It bears repeating that system extensions have been part of an effort by Apple to phase out kexts and create a more stable and secure environment for macOS. But kexts are still out there, in part because some of them use KPIs (Kernel Programming Interfaces) that still do not yet have system extension alternatives yet are needed for some operations.
Which is why users may still see the dialogs that first appeared in macOS Catalina and continue to do so in macOS Big Sur and Monterey, which tell users that the program they wanted to run is using a “legacy system extension”—in other words, a kext.
If you aren’t sure whether the software installed on the devices you manage uses a system extension or a kernel extension, there are a few ways to find out.
If Apple’s documentation doesn’t answer your question, you can search user systems yourself. If you aren’t sure if a kext or a system extension is running, there are tools that will help. We've summarized this in a support article, Kernel Extensions: Overview and Guide.
However you get the Team ID and bundle identifiers of the extensions running on end-user devices, that information will be useful for bypassing prompts via kernel extension and system extension profiles.
Managing System and Kernel Extensions
System extension profiles can define which system extensions can use which system extension frameworks. You can use these profiles to ensure that applications that use system extensions will load on your users’ devices without prompting them for approval. You can implement this in Kandji using a System Extension library item.

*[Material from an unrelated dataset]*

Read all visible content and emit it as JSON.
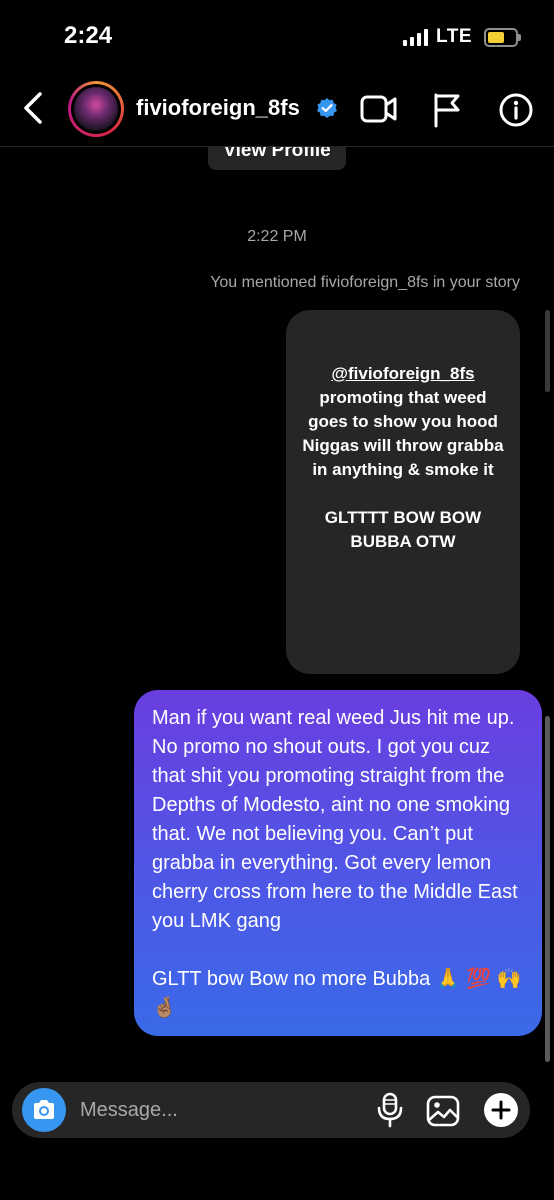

To allow system extensions, you have to specify the corresponding team IDs or bundle identifiers. The system can then recognize whether certain extensions should be executed or not.
Ever since macOS High Sierra 10.13, kernel extensions have required User Approved Kernel Extension Loading (UAKEL) to load. UAKEL is exactly what it sounds like: A user must approve kernel extensions that are needed before they can load in macOS, providing positive assent through an Install Kernel Extension dialog. If you know that software is going to generate such dialogs, you can provide documentation or instructions for users, so they understand what these messages mean and how they should respond.
There are special requirements for using kexts on Mac computers with Apple silicon: Security policies must be adapted to authorize their use. (More specifically, the security policy must be changed to Reduced Security before a kext can be installed.)
Devices that are enrolled in MDM with automated device enrollment can be configured to automatically authorize remote management of kernel extensions and change the security policy. In Kandji, you can do so using a Kernel Extension library item.
By contrast, on devices enrolled into MDM via device enrollment or user enrollment, or on devices that aren’t managed by MDM, a local administrator can manually alter the security policy (in macOS Recovery) and authorize remote management of kernel extensions and software updates. Apple has documented all of this in one of its support docs.
Starting with macOS Big Sur, legacy system extensions could load without user consent on both Intel-based Mac computers and Mac computers with Apple silicon. This requires enrollment in your MDM via Automated Device Enrollment or via user-approved enrollment.
If a given device meets these criteria, you can use those Team ID and bundle identifiers discussed above to allow kernel extensions to install and load silently without needing user approval, doing away with prompts that disrupt the user experience.
As macOS continues to phase in system extensions, the Kandji team is dedicated to sharing the latest developments with the IT community and making the most out of the opportunities it presents to push MDM forward. With powerful features like zero-touch deployment, one-click compliance, and offline remediation, Kandji has everything you need to enroll, configure, and secure your devices. It’s time to manage your Apple fleet like your business depends on it.
Note: This post was originally published May 14, 2020, and substantially updated January 7, 2022.